Tyndall’s radiation detection technology spins out to Varadis
29 July 2019
A novel radiation detection technology, developed at Tyndall National Institute, has been licensed exclusively to Cork-based Varadis
L-R: Peter Smyth, commercial director of Tyndall, Brad Wrigley, CEO of Varadis, Prof William Scanlon, CEO of Tyndall.
A novel radiation detection technology, developed at Tyndall National Institute, has been licensed exclusively to Cork-based Varadis.
Gamma rays, protons and xrays
Already in use by astronauts in the International Space Station, as well as a number of the largest private and public sector organisations around the world, Tyndall’s Radiation Sensing Field Effect Transistors (RADFETs) accurately measure the absorbed doses of ionizing radiation such as gamma rays, protons and xrays.
This highly innovative RADFET technology has wide applications from radiotherapy and oncology to industrial and military, and is already a much sought-after solution for radiation monitoring on both people and equipment. Varadis has ambitious plans for commercialisation and scaling of the solution globally.
Speaking at the signing of the license agreement with Varadis, Tyndall CEO William Scanlon said: “Ground-breaking innovations at Tyndall continue to deliver enormous impact with global application.
‘Already very successful in the marketplace’
“The RADFETs technology is built on 30 years of research in Tyndall; it is already very successful in the marketplace with a number of clients adopting this innovative radiation detection technology.
“Through this exclusive licensing to Varadis, we are confident that Varadis and the RADFETs technology will have global impact and applicability.”
The technology was developed by a number Tyndall researchers including Nikola Vasovic, Aleksandar Jaksic and Russell Duane, and is highly innovative and market proven.
Such is the demand for this technology, Varadis now plans to market the RADFET sensors globally across a number of sectors.
For example, when integrated into dosimetry devices, or radiation measurement devices, RADFETs can measure the amount of radiation that a tumour has absorbed in radiotherapy sessions, as well as having important implications in industrial power, space and in the earth’s core.
“The ability to accurately measure absorbed radiation doses is vital in a world where we are surrounded by radiation sources on a day-to-day basis,” said Brad Wrigley, CEO of Varadis.

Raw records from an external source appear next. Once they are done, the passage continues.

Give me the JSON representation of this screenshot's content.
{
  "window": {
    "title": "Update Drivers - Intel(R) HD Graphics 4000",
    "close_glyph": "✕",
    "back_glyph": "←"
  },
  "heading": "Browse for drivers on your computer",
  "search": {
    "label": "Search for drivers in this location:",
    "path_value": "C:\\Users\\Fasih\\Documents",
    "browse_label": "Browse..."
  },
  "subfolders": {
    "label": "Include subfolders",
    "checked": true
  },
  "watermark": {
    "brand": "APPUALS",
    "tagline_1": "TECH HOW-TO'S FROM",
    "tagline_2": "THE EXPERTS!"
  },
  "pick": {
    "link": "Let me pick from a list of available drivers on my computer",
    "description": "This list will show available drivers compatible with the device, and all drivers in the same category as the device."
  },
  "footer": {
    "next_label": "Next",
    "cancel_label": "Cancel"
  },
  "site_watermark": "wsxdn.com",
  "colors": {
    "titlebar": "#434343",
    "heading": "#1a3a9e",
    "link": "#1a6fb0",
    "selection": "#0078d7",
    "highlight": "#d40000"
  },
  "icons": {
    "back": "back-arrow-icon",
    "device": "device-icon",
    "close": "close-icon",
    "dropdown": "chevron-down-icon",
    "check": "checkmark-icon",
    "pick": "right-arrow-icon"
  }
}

“Our technology has been validated through recurring customer sales within space exploration, physics research organisations and healthcare sectors. RADFETs is one of the most accurate devices on the market, and provides customers with unique benefits, including the sensor’s micro size, functionality and ability to integrate with IoT devices and other systems.
‘Enormous opportunities for RADFETs technology’
“As the wearable market grows, we see enormous opportunities for the RADFETs technology, and Varadis is already in discussions with significant players in the technology market in the US and Asia.”
The development of RADFETs at Tyndall National Institute has been supported by Enterprise Ireland, European Space Agency and University College Cork’s Technology Transfer Office.
Varadis has also been supported by Tyndall’s Deep Dive entrepreneurship programme in partnership with Bank of Ireland. Through Deep Dive, entrepreneurs have access to funding, state-of-the-art facilities at Tyndall and expertise from the researchers involved in developing the core IP in the spin-out.
UCC director of technology transfer, Rich Ferrie said: “The technology spin out to Varadis is hugely significant to the commercialisation of Tyndall’s RADFET technology, and underscores the commitment of Tyndall and UCC to the commercialisation agenda.
“I wish Brad and the team every success as they drive this exciting business forward internationally.”http://www.engineersjournal.ie/2019/07/29/tyndalls-radiation-detection-technology-spins-out-to-varadis-2/http://www.engineersjournal.ie/wp-content/uploads/2019/07/a4-1.jpghttp://www.engineersjournal.ie/wp-content/uploads/2019/07/a4-1-300x300.jpgNewsresearch,startups,Tyndall National Institute